First up is the hoary tradition of pan searing meat to lock in the juices. To find out if this works Alton and two lab-coated assistants weigh two pieces of meat and then prepare them identically for cooking. Alton puts one piece straight into the oven. He sears the other on both sides in a hot skillet before putting it into the oven. He cooks each piece to medium doneness as determined by internal temperature. The he lets each piece rest for the same length of time and weighs it carefully. The seared piece weighs less. It has lost more moisture than the simply broiled piece. If searing locked in moisture Alton would expect the opposite result. Consider this myth debunked! Thanks to the Maillard reaction, searing adds flavor to the meat. But it does not lock in juices.
Next, Alton considers the theory that nonstick cookware can kill birds. More specifically, he wants to answer the question, “Does polytetrafluroethylene, better known to most as Teflon, emit toxic fumes when heated to high temperatures?” Alton finds it difficult to conduct the experiment himself since he lacks to facilities to detect any fumes the hot resin might emit. Fortunately there is published literature and it is unequivocal. Teflon does give off fumes when heated to temperatures of 500° or hotter.
Birds are quite susceptible to toxins (they were used as living gas detectors in the early days of mining). Teflon itself is inert but when it is heated to these temperatures it breaks down, and the decomposition products can be lethal to birds. Studies have shown these fumes can affect humans as well, producing flu-like symptoms that can last for several days. So Alton has a rule: he does not use nonstick cookware for any cooking process that requires a superhot pan – no searing, no blackening, not even sautéing and under no circumstances does it go under the broiler. This one is no myth, but stone cold cooking fact.
The mushroom brush is up next. This fine-haired brush is used to brush dirt from mushrooms. You can’t wash mushrooms, so the lore says, because they’ll soak up the liquid. To test this theory, Alton puts four groups of button mushrooms in four strainers, and sets those in four bowls. He pours water to cover the mushrooms into three of the bowls and sets a timer. Ten minutes later, he weighs one group of mushrooms and discovers they have gained mass equal to about a teaspoon of water. He sets another timer and checks a second group of mushrooms after a total of twenty minutes. They gain a little more – perhaps ten more drops worth. After thirty minutes, a third group of mushrooms is no heavier than the second group. For a final test, Alton rinses that last group of mushrooms under running water long enough to clean them. He discovers that this group absorbs about the same amount of water as the group that soaked for ten minutes – a teaspoon or so. His conclusion? Mushrooms do soak up a little water – but it’s an insignificant amount. So go ahead and wash your mushrooms, and consider this myth busted!
Does adding a little oil to pasta water prevent the noodles from sticking? Alton decides to find out. He prepares some pasta, then pours off and measures the oil and water to see how much oil is missing, assuming that quantity coated the noodles. Surprise!
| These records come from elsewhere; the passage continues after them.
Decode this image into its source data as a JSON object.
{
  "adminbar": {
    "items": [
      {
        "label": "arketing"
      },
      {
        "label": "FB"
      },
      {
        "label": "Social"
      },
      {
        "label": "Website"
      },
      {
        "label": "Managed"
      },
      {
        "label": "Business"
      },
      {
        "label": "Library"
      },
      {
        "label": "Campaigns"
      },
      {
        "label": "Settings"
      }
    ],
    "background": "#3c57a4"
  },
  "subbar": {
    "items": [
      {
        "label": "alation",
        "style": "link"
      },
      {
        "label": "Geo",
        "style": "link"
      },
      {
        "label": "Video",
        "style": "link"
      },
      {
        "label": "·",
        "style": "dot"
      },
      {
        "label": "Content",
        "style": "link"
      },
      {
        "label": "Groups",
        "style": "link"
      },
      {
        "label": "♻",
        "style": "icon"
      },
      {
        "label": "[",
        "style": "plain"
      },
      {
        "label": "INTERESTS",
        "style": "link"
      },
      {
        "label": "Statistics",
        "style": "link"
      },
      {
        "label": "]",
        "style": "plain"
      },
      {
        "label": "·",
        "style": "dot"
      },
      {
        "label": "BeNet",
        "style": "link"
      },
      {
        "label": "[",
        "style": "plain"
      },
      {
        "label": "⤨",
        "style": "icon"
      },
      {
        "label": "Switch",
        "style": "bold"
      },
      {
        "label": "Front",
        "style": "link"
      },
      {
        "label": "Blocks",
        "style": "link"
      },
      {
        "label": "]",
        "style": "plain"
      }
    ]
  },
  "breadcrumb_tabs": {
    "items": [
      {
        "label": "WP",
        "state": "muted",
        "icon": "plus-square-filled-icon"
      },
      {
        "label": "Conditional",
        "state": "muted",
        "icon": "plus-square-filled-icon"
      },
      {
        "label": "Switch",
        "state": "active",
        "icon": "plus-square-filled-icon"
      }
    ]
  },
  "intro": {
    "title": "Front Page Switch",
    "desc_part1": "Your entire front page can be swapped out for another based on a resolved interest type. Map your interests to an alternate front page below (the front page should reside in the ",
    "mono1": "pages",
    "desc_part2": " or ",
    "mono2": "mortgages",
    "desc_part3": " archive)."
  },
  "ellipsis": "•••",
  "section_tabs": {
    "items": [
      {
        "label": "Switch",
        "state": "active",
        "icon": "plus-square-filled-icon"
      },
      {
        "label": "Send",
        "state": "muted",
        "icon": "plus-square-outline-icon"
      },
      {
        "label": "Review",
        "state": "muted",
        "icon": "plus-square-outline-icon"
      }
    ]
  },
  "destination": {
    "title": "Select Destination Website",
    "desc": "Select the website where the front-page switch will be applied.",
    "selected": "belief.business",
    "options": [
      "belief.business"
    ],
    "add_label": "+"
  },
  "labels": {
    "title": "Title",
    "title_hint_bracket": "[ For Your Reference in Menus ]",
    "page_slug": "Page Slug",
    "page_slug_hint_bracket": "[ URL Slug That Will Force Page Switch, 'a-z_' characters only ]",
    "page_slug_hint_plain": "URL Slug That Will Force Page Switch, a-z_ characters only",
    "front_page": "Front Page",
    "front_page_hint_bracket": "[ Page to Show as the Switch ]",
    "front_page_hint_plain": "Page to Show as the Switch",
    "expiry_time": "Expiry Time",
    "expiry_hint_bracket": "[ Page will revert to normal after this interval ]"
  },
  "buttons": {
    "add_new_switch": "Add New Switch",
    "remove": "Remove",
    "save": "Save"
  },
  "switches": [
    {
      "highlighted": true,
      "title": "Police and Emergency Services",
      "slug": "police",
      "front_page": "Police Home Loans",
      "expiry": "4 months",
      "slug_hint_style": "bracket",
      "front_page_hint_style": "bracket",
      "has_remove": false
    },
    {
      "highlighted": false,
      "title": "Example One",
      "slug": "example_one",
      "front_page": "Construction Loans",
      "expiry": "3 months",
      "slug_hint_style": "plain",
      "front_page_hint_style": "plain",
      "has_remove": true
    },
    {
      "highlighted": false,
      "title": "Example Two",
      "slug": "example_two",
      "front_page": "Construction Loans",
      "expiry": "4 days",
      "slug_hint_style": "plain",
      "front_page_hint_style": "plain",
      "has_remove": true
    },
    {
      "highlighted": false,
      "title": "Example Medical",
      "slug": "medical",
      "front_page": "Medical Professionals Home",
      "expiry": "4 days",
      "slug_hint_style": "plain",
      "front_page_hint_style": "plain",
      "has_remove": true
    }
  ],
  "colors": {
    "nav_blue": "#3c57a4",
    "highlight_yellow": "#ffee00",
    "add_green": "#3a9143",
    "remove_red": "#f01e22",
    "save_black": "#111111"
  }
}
Only about 15% of the oil actually coated the noodles – far too little to have much effect in preventing starchy noodles from sticking to each other. Does oil prevent the foaming that can occur during boiling? It can – the foam is formed of starch molecules, and a little oil can lubricate them so they do not link. Far better is to use a larger pot that gives the pasta plenty of room to move around during cooking. If the noodles have room to move, they won’t touch long enough to stick. If the pot is large enough, the water level will be enough below the top of the pot to preclude boil over.
Alton’s final experiment concerns water heated in a microwave. Can it “explode” as some claim? To find out, Alton enlists a “Super Microwave Geek,” to conduct an experiment. And the answer is yes if conditions are right. The water enters a kind of superheated phase where the slightest vibration can trigger the start of the boiling reaction. To prevent this, Alton and his friend recommend a container with a lot of surface area and stirring the liquid about halfway to boiling.
The final score is three myths busted, and two cooking facts revealed. As the curtain closes Alton and his two assistants eagerly head outside to try lighting a grill with liquid oxygen… Share this article with your friends